Taxes may be used to encourage work in less attractive or dangerous fields like sewage or deep-sea welding, by increasing remuneration for work in these fields. Such increases would need to be funded by the tax system. The end result of high remuneration for unpleasant or dangerous work is that workers in those fields need to work less than average.
How much of a surplus that should be produced for this "tax" system, and how it should be distributed, is something that could be decided for example through annual plebiscite. Which brings us to the next and last section.
When it comes to democracy I have for quite a few years toyed with the idea of simply drawing representatives by lot. The reason for doing this is to get rid of political parties, and because it is a straightforward way to represent the masses. The last point can be argued from statistics.
I was pleasantly surprised to learn quite recently that this is an old idea, most notably practiced by the ancient Athenians. Cockshott & Cottrell also propose a system like this. I would add that it is important that the system be opt-out, meaning everyone is part of the draw by default.
I realize there are many practical problems with this style of democracy. Perhaps a kind of multi-house solution would work better, where one house is drawn by lot, another is composed of experts and a third house holds representatives of certain minorities that require special representation. This is part of the reason why I started this series of posts saying that I can't get into how exactly policies are decided upon, since I simply don't know what will work best.
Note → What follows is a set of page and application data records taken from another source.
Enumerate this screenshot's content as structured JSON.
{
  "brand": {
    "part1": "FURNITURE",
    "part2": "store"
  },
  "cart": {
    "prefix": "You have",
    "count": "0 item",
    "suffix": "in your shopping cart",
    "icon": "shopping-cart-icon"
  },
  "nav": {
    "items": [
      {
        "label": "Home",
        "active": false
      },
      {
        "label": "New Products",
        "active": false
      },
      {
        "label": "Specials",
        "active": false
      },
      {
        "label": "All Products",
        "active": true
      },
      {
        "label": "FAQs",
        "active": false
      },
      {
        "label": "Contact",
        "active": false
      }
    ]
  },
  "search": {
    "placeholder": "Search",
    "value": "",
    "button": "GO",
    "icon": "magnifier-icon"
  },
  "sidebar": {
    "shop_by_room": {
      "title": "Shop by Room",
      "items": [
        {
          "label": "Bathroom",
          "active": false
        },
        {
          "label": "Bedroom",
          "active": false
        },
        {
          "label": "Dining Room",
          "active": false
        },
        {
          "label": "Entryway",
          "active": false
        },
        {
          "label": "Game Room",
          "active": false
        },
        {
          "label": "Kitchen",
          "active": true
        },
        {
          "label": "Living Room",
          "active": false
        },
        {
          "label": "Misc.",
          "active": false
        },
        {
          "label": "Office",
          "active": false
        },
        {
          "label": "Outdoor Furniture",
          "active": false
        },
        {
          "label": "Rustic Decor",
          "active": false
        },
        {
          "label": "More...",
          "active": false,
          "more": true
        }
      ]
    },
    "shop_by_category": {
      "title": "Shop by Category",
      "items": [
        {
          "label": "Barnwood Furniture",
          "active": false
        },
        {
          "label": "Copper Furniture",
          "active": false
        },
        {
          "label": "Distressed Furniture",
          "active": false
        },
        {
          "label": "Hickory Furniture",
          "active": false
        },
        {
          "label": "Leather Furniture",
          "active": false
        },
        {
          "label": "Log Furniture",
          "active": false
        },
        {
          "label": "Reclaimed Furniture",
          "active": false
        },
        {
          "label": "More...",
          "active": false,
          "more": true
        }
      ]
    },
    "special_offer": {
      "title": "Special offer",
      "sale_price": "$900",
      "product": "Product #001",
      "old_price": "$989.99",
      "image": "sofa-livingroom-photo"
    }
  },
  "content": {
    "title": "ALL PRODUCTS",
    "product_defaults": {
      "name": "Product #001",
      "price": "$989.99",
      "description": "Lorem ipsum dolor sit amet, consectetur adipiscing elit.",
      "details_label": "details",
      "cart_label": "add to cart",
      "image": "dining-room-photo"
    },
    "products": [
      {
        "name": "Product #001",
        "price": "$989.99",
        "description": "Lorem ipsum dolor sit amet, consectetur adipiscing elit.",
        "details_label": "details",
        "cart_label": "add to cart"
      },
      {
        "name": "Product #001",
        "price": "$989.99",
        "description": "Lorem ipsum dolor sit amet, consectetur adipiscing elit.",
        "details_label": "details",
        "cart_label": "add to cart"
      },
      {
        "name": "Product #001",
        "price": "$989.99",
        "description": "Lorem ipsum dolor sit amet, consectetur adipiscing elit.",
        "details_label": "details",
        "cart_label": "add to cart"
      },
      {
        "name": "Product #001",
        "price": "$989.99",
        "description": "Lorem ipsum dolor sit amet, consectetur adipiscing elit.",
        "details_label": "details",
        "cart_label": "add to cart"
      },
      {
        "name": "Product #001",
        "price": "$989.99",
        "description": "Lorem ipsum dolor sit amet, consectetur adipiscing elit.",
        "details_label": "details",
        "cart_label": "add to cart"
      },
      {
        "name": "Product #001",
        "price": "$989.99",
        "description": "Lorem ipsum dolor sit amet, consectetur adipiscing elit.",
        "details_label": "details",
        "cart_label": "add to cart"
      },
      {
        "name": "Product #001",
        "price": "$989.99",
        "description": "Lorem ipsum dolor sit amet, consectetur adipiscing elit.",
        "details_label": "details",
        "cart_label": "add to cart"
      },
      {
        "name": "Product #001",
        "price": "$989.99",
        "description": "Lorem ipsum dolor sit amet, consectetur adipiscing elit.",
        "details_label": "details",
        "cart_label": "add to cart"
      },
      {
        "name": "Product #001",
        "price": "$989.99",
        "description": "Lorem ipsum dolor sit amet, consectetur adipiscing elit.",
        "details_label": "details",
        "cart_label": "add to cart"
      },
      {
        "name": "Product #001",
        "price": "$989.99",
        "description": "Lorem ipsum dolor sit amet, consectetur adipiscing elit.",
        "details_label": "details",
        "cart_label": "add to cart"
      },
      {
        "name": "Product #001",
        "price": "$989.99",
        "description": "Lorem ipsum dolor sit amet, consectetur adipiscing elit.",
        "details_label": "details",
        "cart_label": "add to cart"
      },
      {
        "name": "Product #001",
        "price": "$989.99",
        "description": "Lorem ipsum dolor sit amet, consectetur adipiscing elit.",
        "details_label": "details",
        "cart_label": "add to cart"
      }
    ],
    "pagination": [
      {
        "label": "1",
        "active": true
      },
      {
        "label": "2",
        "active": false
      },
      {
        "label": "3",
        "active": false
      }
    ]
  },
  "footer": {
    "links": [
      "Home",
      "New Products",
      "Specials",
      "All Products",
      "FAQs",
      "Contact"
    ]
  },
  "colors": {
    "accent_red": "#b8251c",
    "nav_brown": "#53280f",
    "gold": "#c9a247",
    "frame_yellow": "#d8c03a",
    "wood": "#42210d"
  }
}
Whatever the political constellation, it must be in line with science and it must be able to overcome the anarchy of production, or else the future of our species will be barbarism.